Cloud Atlas by David Mitchell
21/02/04, The Times
At one point in David Mitchell’s third novel, Cloud Atlas, Timothy Cavendish, the protagonist of one of the six separate narratives that comprise the book, exclaims contemptuously, ‘As if there could be anything not done a hundred thousand times between Aristophanes and Andrew Void-Webber! As if Art is the What, not the How!’ Cloud Atlas scores on both the what and the how fronts. The novel’s scale, ambition and execution make almost everything in contemporary fiction look like a squalid straggle of Nissen huts compared with its vertiginous edifice.
Mitchell repeats the narrative trick of his debut, Ghostwritten, here. Once again we have multiple stories, widely separated in time, space and style, which are interlinked in delicately shadowy ways, but Cloud Atlas has been invested with a more substantial, more moral core. The narrative trajectories, too, have been stylised, the linear grouping of his first novel’s episodes giving way here to a circular structure, reflecting Mitchell’s preoccupation with the fracturing of linear time in its pat progression from past through present to future. The circularity of time finds an analogue in the very structure of the book: we move from the 1850s through 1931 and the sixties to the present, to an unspecified future and finally, to a further, post-apocalyptic future. Then there is a mirror inversion of that, in exact order, till we end with the 1850s.
The stories here are a giddy whirlpool of genres and styles. There is the South Sea Pacific journal of an Adam Ewing, a Californian aboard the Prophetess, who witnesses the white Christian missionaries’ work on the islands. This is followed by the letters of Adam Frobisher, musical genius, misfit, rogue, bisexual omnivore, to his lover and best friend, Rufus Sixsmith in Cambridge, detailing his life in the town of Zedelghem in Belgium as he deceives his way to become amanuensis to the reclusive and cantankerous English musical legend Vyvyan Ayres. After this comes a snappy, stylish thriller centering on journalist Luisa Rey trying to expose monumental corporate corruption and cover up around the building of a precarious nuclear reactor in California. Cut to frenetic English comedy about ageing literary agent, Timothy Cavendish, incarcerated by his own brother in an old people’s home straight out of Ken Kesey. Rapid scene change to an interview-style section, set in a dystopian future, in which a dissident ‘psychogenomic fabricant’ who has aspired to break out of her slave status in a ruthlessly consumerist ‘corpocracy’ is interviewed by an archivist for future historians. The final installment is an astonishing imagining of a future after a major cataclysm has wiped off almost all of human civilisation leaving only a society more primitive, more innocent than its forbears, as if the Mobius strip of civilisation had curled in on itself. And then, aligned after this mirror, as it were, reflections of the previous narratives follow, in reverse order.

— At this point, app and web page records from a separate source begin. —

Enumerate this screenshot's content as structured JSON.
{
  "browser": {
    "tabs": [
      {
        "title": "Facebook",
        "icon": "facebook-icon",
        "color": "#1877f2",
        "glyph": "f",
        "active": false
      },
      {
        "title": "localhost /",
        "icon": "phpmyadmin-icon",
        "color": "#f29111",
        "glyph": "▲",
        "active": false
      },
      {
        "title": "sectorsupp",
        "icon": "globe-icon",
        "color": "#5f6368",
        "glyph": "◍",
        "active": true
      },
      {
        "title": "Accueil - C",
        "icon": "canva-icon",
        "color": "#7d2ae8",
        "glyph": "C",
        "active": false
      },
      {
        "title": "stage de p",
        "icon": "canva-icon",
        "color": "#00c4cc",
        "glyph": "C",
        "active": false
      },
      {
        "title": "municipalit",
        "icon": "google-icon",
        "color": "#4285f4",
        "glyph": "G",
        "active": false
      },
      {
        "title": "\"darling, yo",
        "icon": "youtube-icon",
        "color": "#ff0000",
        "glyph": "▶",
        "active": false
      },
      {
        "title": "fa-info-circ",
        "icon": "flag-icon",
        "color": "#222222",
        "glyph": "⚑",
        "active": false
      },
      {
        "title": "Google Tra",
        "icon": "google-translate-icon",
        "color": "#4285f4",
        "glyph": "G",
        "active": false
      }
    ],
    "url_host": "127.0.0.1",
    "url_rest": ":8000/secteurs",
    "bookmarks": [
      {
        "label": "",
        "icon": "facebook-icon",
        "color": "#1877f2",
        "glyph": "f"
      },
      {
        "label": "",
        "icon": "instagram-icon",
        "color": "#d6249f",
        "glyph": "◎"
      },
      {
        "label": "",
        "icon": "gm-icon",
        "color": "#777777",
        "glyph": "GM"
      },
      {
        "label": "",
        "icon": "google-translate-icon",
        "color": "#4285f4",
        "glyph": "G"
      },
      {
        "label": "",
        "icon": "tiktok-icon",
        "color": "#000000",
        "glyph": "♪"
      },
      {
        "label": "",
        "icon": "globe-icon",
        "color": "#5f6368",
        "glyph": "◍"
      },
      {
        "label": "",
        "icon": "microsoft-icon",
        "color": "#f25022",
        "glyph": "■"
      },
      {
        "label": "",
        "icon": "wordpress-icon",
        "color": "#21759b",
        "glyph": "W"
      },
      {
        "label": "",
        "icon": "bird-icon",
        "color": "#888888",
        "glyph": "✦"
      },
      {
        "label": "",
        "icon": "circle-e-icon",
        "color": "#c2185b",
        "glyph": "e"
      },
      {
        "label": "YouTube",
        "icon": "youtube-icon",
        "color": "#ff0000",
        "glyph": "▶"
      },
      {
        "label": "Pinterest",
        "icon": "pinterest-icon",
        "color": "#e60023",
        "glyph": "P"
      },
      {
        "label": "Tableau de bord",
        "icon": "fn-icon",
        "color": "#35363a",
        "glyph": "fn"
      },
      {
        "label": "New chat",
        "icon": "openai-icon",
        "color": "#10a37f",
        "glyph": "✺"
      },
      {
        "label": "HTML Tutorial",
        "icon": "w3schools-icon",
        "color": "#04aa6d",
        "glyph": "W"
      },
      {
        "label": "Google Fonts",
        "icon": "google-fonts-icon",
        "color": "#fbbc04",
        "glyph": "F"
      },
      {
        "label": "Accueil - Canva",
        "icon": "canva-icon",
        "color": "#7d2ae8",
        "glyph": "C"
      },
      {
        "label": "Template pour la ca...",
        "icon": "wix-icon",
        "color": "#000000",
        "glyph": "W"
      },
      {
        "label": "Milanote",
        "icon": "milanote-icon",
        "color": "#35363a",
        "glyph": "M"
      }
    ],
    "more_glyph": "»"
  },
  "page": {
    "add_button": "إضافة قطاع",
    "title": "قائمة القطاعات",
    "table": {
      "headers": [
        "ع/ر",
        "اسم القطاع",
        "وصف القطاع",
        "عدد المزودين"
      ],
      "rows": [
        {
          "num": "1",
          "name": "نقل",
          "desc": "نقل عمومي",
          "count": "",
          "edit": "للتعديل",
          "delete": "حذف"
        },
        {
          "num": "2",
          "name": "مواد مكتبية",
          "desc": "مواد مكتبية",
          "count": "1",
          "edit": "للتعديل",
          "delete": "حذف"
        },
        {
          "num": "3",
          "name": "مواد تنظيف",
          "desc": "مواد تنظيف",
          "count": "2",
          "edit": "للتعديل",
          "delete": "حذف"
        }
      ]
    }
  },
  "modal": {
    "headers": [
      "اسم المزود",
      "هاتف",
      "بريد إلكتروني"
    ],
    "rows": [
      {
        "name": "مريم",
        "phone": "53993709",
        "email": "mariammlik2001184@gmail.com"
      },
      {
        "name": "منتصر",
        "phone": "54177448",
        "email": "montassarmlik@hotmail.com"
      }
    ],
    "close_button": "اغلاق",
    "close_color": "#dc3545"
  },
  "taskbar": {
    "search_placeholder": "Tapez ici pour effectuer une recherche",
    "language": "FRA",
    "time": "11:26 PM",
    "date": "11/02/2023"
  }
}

It’s an impeccable dance of genres – fantasy, thriller, the epistolary novel, burlesque, journal – played out to a suite on the great themes of colonialism, power, greed, corporate culture, and the way human civilizations evolve, morph, die and survive. It is impossible to mention the ways the stories link; that is a delicious privilege intelligent readers should be left to discover and savour but suffice it to say it is nothing short of a miracle of correspondences, of thematic and stylistic assonances, echoes and reverberations, every bit as intricate and rewarding as a complex fugue.
Mitchell is a possessed ventriloquist, a conjurer of styles: from the witty and baroque delicacies of the Zedelghem section to the purple circumlocutions of Timothy Cavendish, from the burnished, hypnotic homage to Hoban, Burgess, Joyce in the central episode to the mannered neologisms and orthography of the science fiction, Cloud Atlas is a cornucopia, an elegiac, soaring, radiant festival of prescience, meditation and entertainment. Open up Mitchell’s head and a whole magical, ecstatic symphony of inventiveness and ideas will fly out as if from a benign and felicitous Pandora’s box. Read him.